Ecologies of Labour, Symposium and Workshop
Thursday 15 - Friday 16 June, Nottingham Trent University, UK
Keynote: Professor Gustavo García-López, Centre for Social Studies and Ecology & Society Workshop, University of Coimbra
Nottingham Trent University Centre for Policy, Citizenship and Society
Political Studies Association Environmental Politics Specialist Group
JK Lakshmipat University Centre for Communication & Critical Thinking
Tata Institute of Social Sciences
About the event
This event addresses the urgent crisis of climate change, biodiversity loss and the wider problematic of human-environment relations, by focusing on labour – defined as those behaviours, some waged and some unwaged, by which humans interact with their environment to meet their needs. Despite extensive evidence that human activities have produced an ecological and environmental crisis, and the central role of labour within human-environment interactions, responses to this crisis by western academia and policy-makers have largely been limited to consumption and, within production, to outputs, processes and materials. The diverse sources of knowledge on this topic, the inherently international character of both the ecological crisis and labour relations, and the challenges involved in translating and mainstreaming insights gleaned from diverse international sources calls for an international dialogue to which this event seeks to contribute.
Critical social theorists have linked the negative impact of contemporary human societies on nature with relations of domination, between individuals and groups and between humans and other parts of nature, accompanied by a high degree of alienation of humans from themselves, from one another, and from their environment.
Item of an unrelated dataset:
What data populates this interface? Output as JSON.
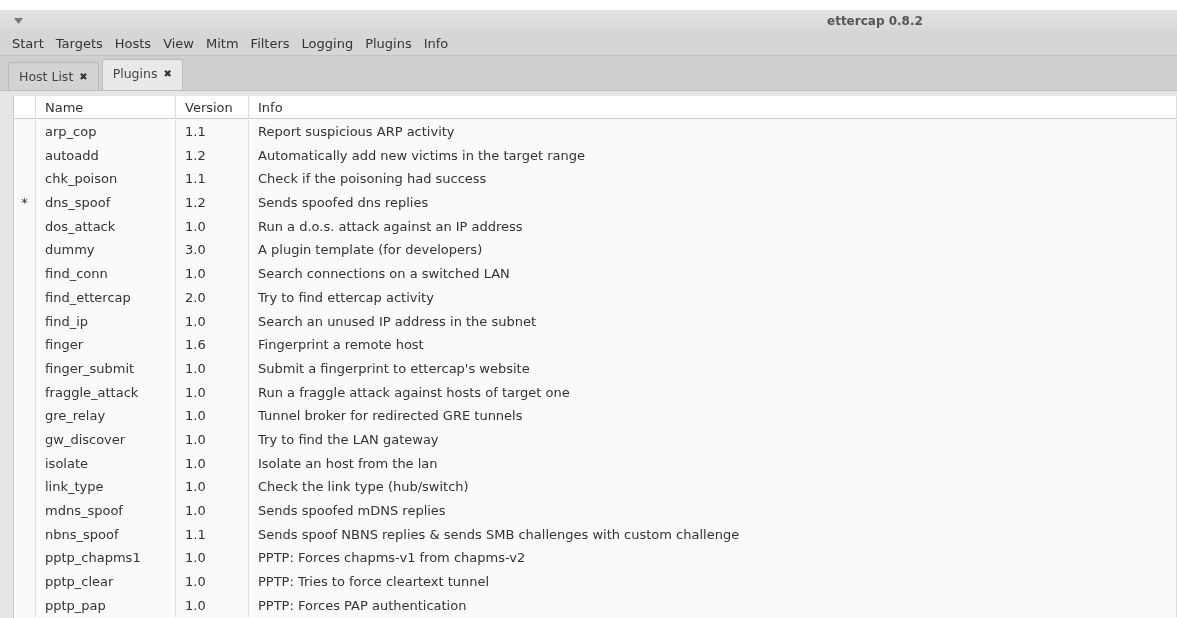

Many examples exist of more connected forms of labour, which express an underlying principle of humans moving with other parts of nature in a mutually nourishing way, or what some call ecological labour, as a more sustainable, even regenerative, alternative to the principle of domination. For example, ecological labour is prevalent in many indigenous knowledges and practices, and in the permaculture movement. Yet, such approaches are highly diverse, poorly understood within mainstream western society, rarely enter into discussions about how to respond to the environmental crisis in the UK, and in many cases are being placed under serious threat by the combined forces of globalisation and climate change, and as a result are adapting and developing new forms of resilience. In many cases, ecological labour takes a hybrid form in which multiple cultural traditions combine in unexpected ways. Part of the strength of these approaches lies in their depth of knowledge about the ecology of particular places, and their culturally embedded processes of knowledge transmission and adaptation across generations. Bringing insights from such approaches therefore calls for a demanding process of translation – in multiple senses – and an openness to hybridity.
The first day of this event will showcase existing work within this community through presentations of papers, as a basis for deepening connections between the work of different colleagues, while the second day will deliver a workshop to produce new proposals for collaborative work. The event will be accompanied by cultural activities.
The symposium and workshop will take place at Nottingham Trent University in the city of Nottingham, England. We strongly encourage all participants who can do so to attend in person because we believe this will make for a much richer discussion and afford many more vital opportunities for informal discussion around the formal sessions. However, we also recognise the many and varied barriers that might prevent this, and so we are running.
For any enquiries, contact email@example.com
We invite papers that address any of the following themes:
- The role of labour in shaping human-society-nature relations
- Relationships between alienation/connection between people and alienation/connection between people and other parts of nature
- The role of place and space in ecological labour
- Ecological ethics of labour
- Cultural practices as transmitters of human-nature relations and the implications for labour
- Structural factors that constrain, disrupt or enable ecological labour
- Capital-labour relations from an ecological perspective
- Contemporary Institutions such as nation states, transnational organisations and corporations shaping labouring practices and the implications for ecology
- Alternative visions for the future of ecological labour
- Collective action for ecological labour
- Alliances to develop, defend and sustain ecological labour
- Migration, translation and hybridity of ecological labour knowledges and practices
- Methodologies for investigating ecological labour
Deadline for submission of abstracts: Friday 7th April 2023
Decisions: Friday 28th April 2023
Full papers due: Friday 26th May 2023
Submit abstracts of up to 250 words to firstname.lastname@example.org
Registration is free but in person places are limited and will be allocated on a first come, first served basis.
Deadline for registration: Friday 26th May 2023
Register for in person attendance in Nottingham, UK:
Register for online attendance:
For those attending in person, we are able to offer a limited number of bursaries toward travel and accommodation, up to £500 each for participants travelling from outside the UK, and up to £100 each for participants travelling from within the UK. To apply for a bursary please email email@example.com
For any enquiries, contact firstname.lastname@example.org